Intense Pulsed Light (IPL) Goes beyond traditional creams and major surgeries to improve sun-damaged skin and other facial concerns safely and effectively with minimal down time or interference with an active lifestyle. The passage of time and the pleasures and stresses of daily life, along with environmental pollution can cause changes to our skin such as:
- Sun and Smoke Damage
- Enlarged Pores
- Broken Capillaries
- Mild Acne Scars
- Fine Lines & Wrinkles
- Pigmented Freckles and Age Spots
- Dull Complexions
- Uneven Pigmentation
- Liver Spots
Often known as liver spots, these are an all too visible reminder of the passing of time. Age spots appear in people over 40 although younger people can be affected as well. If you have noticed several flat brown or black spots on your face, hands, arms and shoulders then these are likely to be age spots.
Causes of age spots
The ageing process is the main reason hence the name. But they also occur from years of exposure to direct sunlight, often as a result of sunbathing or heavy use of sunbeds. Constant exposure to ultraviolet (UV) rays changes the colour of skin, turning it to a light or dark brown colour.
This is fine when you are young but as you get older your skin is less effective at regeneration as a result of sun exposure which leads to the formation of age spots. Plus your skin is thinner and more fragile as you age which increases this risk.
Genetics also plays a part. If your parents or a close family member has age spots then you will have inherited this condition.
Who is more at risk of age spots?
Apart from genetic factors; if you have fair skin or are a keen sun worshipper then you are more likely to develop this condition. But statistically, anyone can get age spots.
Age spots do not determine your age: what they are is the consequences of years of exposure to the sun, i.e. tanning. So think carefully the next time you decide to bag some rays whilst on holiday.
Symptoms of age spots

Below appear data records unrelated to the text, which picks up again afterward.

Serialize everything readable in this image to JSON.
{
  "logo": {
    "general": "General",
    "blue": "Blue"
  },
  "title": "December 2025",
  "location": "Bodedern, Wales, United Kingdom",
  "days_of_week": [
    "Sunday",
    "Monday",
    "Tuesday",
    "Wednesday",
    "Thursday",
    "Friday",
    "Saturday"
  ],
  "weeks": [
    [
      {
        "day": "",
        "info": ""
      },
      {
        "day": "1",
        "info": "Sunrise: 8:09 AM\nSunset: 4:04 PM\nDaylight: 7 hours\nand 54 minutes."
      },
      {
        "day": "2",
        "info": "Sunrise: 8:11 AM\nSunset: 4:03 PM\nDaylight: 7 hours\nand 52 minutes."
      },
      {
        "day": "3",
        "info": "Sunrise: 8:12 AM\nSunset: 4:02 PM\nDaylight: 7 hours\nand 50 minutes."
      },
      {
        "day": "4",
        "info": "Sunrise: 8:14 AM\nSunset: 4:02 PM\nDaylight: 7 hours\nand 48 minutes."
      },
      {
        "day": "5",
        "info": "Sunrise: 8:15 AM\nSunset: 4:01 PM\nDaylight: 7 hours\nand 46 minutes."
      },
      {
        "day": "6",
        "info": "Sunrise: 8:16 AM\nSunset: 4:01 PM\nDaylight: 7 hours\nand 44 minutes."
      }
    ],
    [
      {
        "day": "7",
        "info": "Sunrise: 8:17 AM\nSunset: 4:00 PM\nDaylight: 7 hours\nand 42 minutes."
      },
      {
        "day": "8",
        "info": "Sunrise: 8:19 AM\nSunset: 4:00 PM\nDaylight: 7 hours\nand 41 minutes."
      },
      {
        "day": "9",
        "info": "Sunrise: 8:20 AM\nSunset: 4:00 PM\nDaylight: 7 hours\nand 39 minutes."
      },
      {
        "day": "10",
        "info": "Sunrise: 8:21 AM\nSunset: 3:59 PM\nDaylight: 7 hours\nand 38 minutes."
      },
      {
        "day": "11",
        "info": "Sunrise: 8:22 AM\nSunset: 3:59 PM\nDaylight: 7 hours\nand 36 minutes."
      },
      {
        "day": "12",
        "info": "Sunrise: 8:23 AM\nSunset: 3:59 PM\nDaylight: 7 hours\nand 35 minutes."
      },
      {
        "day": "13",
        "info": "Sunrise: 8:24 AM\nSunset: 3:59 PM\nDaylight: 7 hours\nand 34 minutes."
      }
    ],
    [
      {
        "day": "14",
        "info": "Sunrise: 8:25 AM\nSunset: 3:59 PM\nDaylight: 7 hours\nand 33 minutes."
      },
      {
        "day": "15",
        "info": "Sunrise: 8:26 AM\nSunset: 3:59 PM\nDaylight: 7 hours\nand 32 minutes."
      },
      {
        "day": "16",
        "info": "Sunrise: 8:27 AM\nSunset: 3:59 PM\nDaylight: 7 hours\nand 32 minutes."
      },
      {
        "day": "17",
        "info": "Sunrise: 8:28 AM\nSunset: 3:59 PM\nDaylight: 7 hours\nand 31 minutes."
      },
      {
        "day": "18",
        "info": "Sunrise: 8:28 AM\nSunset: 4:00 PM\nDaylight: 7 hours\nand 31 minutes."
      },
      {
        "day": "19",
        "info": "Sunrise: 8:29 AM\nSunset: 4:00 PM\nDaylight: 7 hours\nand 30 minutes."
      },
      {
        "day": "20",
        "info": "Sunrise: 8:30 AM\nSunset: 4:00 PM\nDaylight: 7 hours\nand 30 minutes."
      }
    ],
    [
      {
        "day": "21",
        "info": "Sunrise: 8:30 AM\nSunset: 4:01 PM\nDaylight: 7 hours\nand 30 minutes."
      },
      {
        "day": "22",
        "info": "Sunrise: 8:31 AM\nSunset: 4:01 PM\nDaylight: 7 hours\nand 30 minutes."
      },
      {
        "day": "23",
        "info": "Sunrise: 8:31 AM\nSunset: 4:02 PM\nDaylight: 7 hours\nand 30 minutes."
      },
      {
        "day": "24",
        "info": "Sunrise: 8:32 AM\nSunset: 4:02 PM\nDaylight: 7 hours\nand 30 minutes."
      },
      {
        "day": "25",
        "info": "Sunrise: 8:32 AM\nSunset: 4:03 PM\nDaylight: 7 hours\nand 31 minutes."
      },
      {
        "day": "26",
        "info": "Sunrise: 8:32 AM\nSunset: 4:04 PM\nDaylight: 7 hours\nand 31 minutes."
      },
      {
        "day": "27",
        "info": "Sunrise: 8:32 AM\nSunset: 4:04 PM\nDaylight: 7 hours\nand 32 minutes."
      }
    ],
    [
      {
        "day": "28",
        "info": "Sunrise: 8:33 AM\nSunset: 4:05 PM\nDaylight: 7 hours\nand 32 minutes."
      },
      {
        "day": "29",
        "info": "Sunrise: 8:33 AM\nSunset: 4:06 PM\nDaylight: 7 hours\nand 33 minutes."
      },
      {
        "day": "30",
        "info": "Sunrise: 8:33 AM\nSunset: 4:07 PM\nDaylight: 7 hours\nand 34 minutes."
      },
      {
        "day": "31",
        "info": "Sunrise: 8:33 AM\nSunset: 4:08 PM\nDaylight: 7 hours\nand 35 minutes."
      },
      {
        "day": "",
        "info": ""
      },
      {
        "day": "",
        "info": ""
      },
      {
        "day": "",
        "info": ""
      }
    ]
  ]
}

These spots are flat, oval shaped objects which are brown, black or even grey in colour. They vary in size and develop in areas which are most exposed to the sun, e.g. hands. They develop on the arms, shoulders, back, chest and neck as single spots or in groups.
Diagnosing age spots
These are diagnosed via a skin biopsy and a physical examination by your GP.
There are other skin conditions which display symptoms that are very similar to age spots. These include seborrheic keratosis (benign skin growths) and moles. But an examination plus a biopsy will rule these out.